“In our community in particular with these rates of disease and rates of vaccination, continuing to mask — particularly in public, more crowded indoor situations where you’re not able to tell who’s vaccinated and who is not — is still the safest practice,” Weston said. “Doing otherwise can make these situations less safe for many groups.”
Those groups include children who aren’t yet eligible to get vaccinated and very young children who cannot wear masks, people with compromised immune systems and others who cannot get vaccinated for reasons that include certain cancer treatments, he said.
Racial disparities in vaccination rates persist as health orders lift
Racial disparities in vaccination rates persist as health orders are quickly vanishing.
In Milwaukee County, 42.5% of white residents have received at least one vaccine dose compared to 22.7% of Black residents and 31.1% of Latino residents, according to state data.
Black and Latino communities were particularly hard hit by the virus.
Barrett said the racial disparities in vaccinations are a “major concern of mine” and that the city would continue outreach efforts, particularly in areas of the city with lower vaccination rates.
Johnson said the CDC’s guidance made it very difficult to have a mask order that only applies to people who are vaccinated.
“It’s really just put us in a position where we’ve had to make the best decision we can for our community and for our city, and we are very hopeful this incentivizes people who are unvaccinated to get vaccinated,” Johnson said.
June 1 date meant to give organizations time to prepare
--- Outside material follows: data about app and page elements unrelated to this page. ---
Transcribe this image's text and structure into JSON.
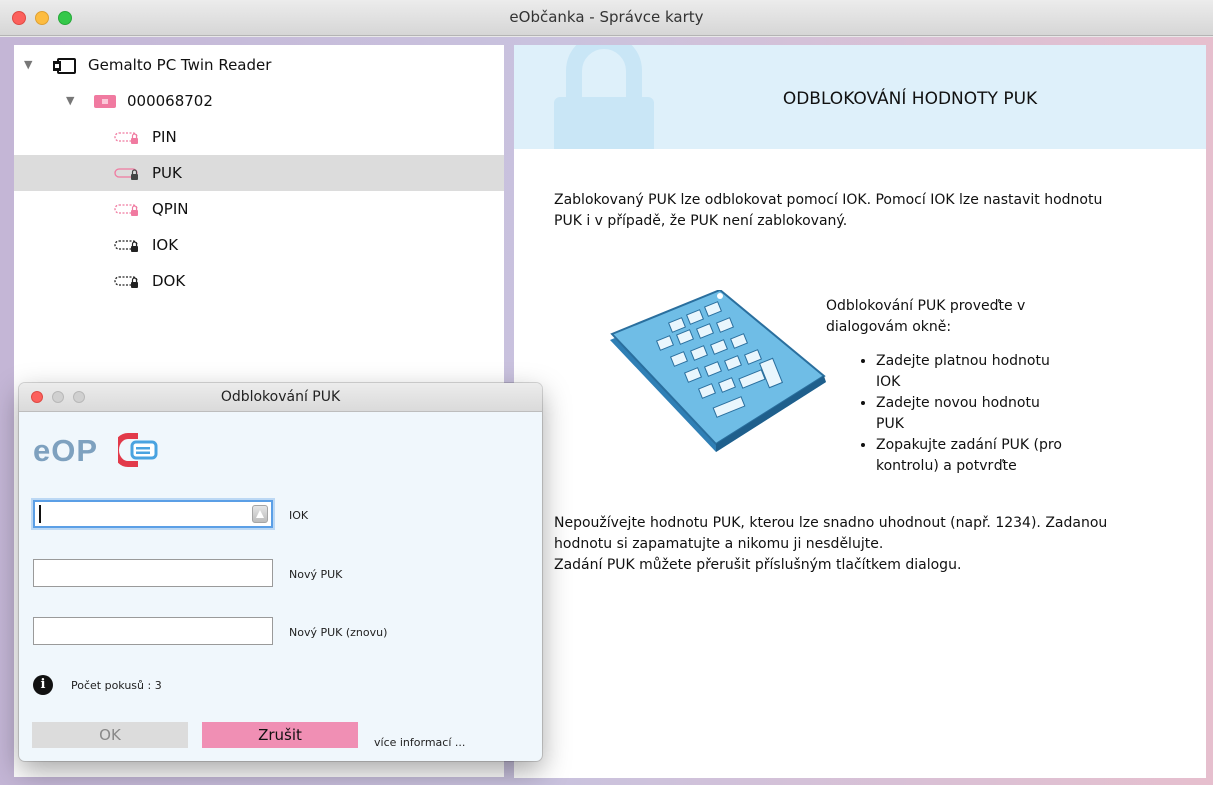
{
  "window": {
    "title": "eObčanka - Správce karty"
  },
  "tree": {
    "reader": "Gemalto PC Twin Reader",
    "card": "000068702",
    "items": [
      {
        "label": "PIN",
        "icon": "pin-key-icon",
        "selected": false
      },
      {
        "label": "PUK",
        "icon": "puk-key-icon",
        "selected": true
      },
      {
        "label": "QPIN",
        "icon": "qpin-key-icon",
        "selected": false
      },
      {
        "label": "IOK",
        "icon": "iok-key-icon",
        "selected": false
      },
      {
        "label": "DOK",
        "icon": "dok-key-icon",
        "selected": false
      }
    ]
  },
  "info": {
    "title": "ODBLOKOVÁNÍ HODNOTY PUK",
    "intro_line1": "Zablokovaný PUK lze odblokovat pomocí IOK. Pomocí IOK lze nastavit hodnotu",
    "intro_line2": "PUK i v případě, že PUK není zablokovaný.",
    "steps_intro_line1": "Odblokování PUK proveďte v",
    "steps_intro_line2": "dialogovám okně:",
    "steps": [
      "Zadejte platnou hodnotu IOK",
      "Zadejte novou hodnotu PUK",
      "Zopakujte zadání PUK (pro kontrolu) a potvrďte"
    ],
    "warning_line1": "Nepoužívejte hodnotu PUK, kterou lze snadno uhodnout (např. 1234). Zadanou",
    "warning_line2": "hodnotu si zapamatujte a nikomu ji nesdělujte.",
    "warning_line3": "Zadání PUK můžete přerušit příslušným tlačítkem dialogu."
  },
  "dialog": {
    "title": "Odblokování PUK",
    "logo_text": "eOP",
    "fields": {
      "iok": {
        "label": "IOK",
        "value": ""
      },
      "new_puk": {
        "label": "Nový PUK",
        "value": ""
      },
      "new_puk_again": {
        "label": "Nový PUK (znovu)",
        "value": ""
      }
    },
    "attempts": "Počet pokusů : 3",
    "ok_label": "OK",
    "cancel_label": "Zrušit",
    "more_info": "více informací ..."
  },
  "colors": {
    "accent_pink": "#f08fb4",
    "header_blue": "#def0fa",
    "selection_gray": "#dcdcdc",
    "logo_blue": "#7ea1bf",
    "logo_red": "#e23a4a"
  }
}
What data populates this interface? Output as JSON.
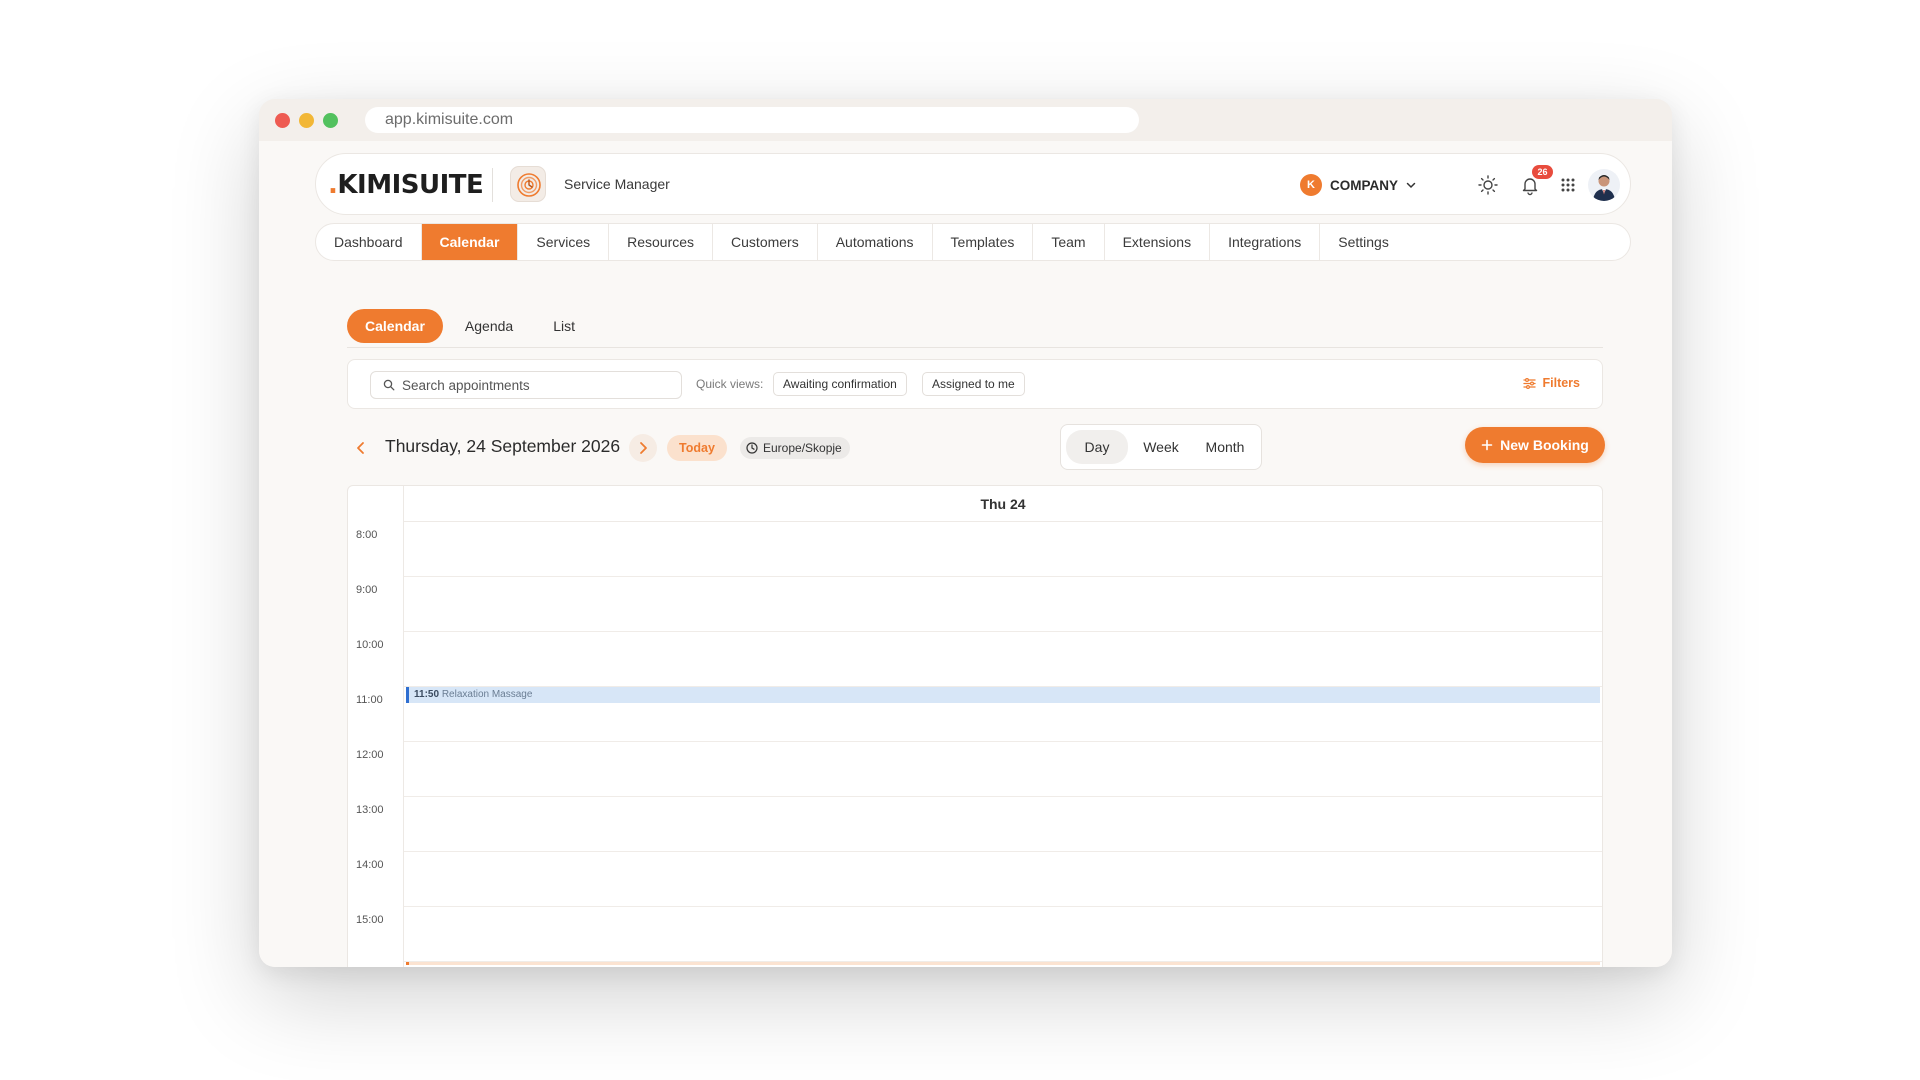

The federal announcement caught Milwaukee leaders off guard last week on the same day local officials had announced the city would ease many of its COVID-19 restrictions on June 15.
Barrett said Tuesday that the new June 1 date was chosen to give businesses, schools, stores and event spaces time to determine what requirements are right for their establishments.
Johnson said her department would continue to serve as a resource to businesses as they work to determine their policies.
In the weeks before the health order expires, the Health Department plans to continue inspections of businesses, and violations will be reviewed by the department, Johnson said.
“We’re really thinking less around the enforcement and fining and more about this is an opportunity over the next two weeks to encourage businesses to continue masking and really address any egregious behavior,” she said. “So it certainly is not our intention to be punitive.”